If we scrutinize more closely this heterogeneousassemblage, we shall discoverthat it is composed of representatives ofthe most varied forms of human endeavor,—Saintand philosopher, poet and scientist,author and statesman, musician andartist, and, what is really astonishing, someof the greatest soldiers and one, at least,of the greatest sailors are among them.
SOLDIERS AND A SAILOR
Of all vocations, the profession of armsis the one for which it might be supposedthat a perfect physique is the most essential.
Yet Alexander, Cæsar, Alfred theGreat, John of Bohemia, Torstensson, LeGrand Condé and his great rival Turenne,Luxembourg, Napoleon, GeneralWolfe and finally Lord Nelson are proofsto die contrary.

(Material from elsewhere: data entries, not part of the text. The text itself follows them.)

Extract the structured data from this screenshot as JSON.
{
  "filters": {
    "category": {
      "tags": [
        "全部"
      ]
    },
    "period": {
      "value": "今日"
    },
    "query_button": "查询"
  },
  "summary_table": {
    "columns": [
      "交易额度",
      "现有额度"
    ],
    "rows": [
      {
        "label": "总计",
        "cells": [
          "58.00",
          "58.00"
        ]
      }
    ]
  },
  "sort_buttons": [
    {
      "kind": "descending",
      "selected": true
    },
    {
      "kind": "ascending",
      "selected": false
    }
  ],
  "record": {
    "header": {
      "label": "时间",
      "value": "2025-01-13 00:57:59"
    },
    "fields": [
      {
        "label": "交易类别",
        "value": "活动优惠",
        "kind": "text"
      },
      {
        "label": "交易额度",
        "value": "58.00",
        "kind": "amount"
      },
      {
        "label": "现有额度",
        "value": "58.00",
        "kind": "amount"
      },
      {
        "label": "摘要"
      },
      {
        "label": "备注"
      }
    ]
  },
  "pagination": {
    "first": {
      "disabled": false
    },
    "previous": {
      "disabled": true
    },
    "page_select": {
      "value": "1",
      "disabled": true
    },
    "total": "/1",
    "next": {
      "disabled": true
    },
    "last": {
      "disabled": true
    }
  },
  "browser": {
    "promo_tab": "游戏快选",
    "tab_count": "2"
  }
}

Alexander the Great, singular evenamong men of action for the splendor ofhis imagination, was an epileptic. So alsowas Julius Cæsar. The latter was oftenattacked by his malady on the very fieldof battle.
Alfred, so justly called “the Great,”was stricken in his twentieth year by amysterious disease which caused him intensepain and from which he was neverafterwards free. The extent and diversity14of his activities are, however, almostincredible. He excelled as a soldier, politicianand administrator. He was also ascholar, and the revival of learning whichtook place under his reign was due solelyto his efforts.
King John of Bohemia stands outas the most romantic and chivalrousfigure of the Middle Ages. He dazzledhis contemporaries by his exploitsand his reputation for valorhas never been exceeded. He was overtakenby blindness at the age of forty-three,but, strapped to his horse, continuedto lead his armies to battle. For six yearsthis blind hero successfully resisted all theattacks of the Emperor Louis and hisallies. His heroic death at the battle ofCreçy was a fitting conclusion to a gallantlife. According to Camden, the ostrichfeathers and the motto “Ich dien,” borneever since by the Prince of Wales, originallyformed the crest of King John, andwere first assumed by the Black Prince asa token of the admiration with which hisantagonist inspired him.
Condé, known to history as “Le GrandCondé,” was so delicate in childhood thathe was not expected to reach maturity, and15his nervous system was “at no time to betrifled with.” During his innumerablecampaigns he was a constant martyr tofevers and other maladies, but these seldominterfered with his untiring energy orhis capacity for work. He had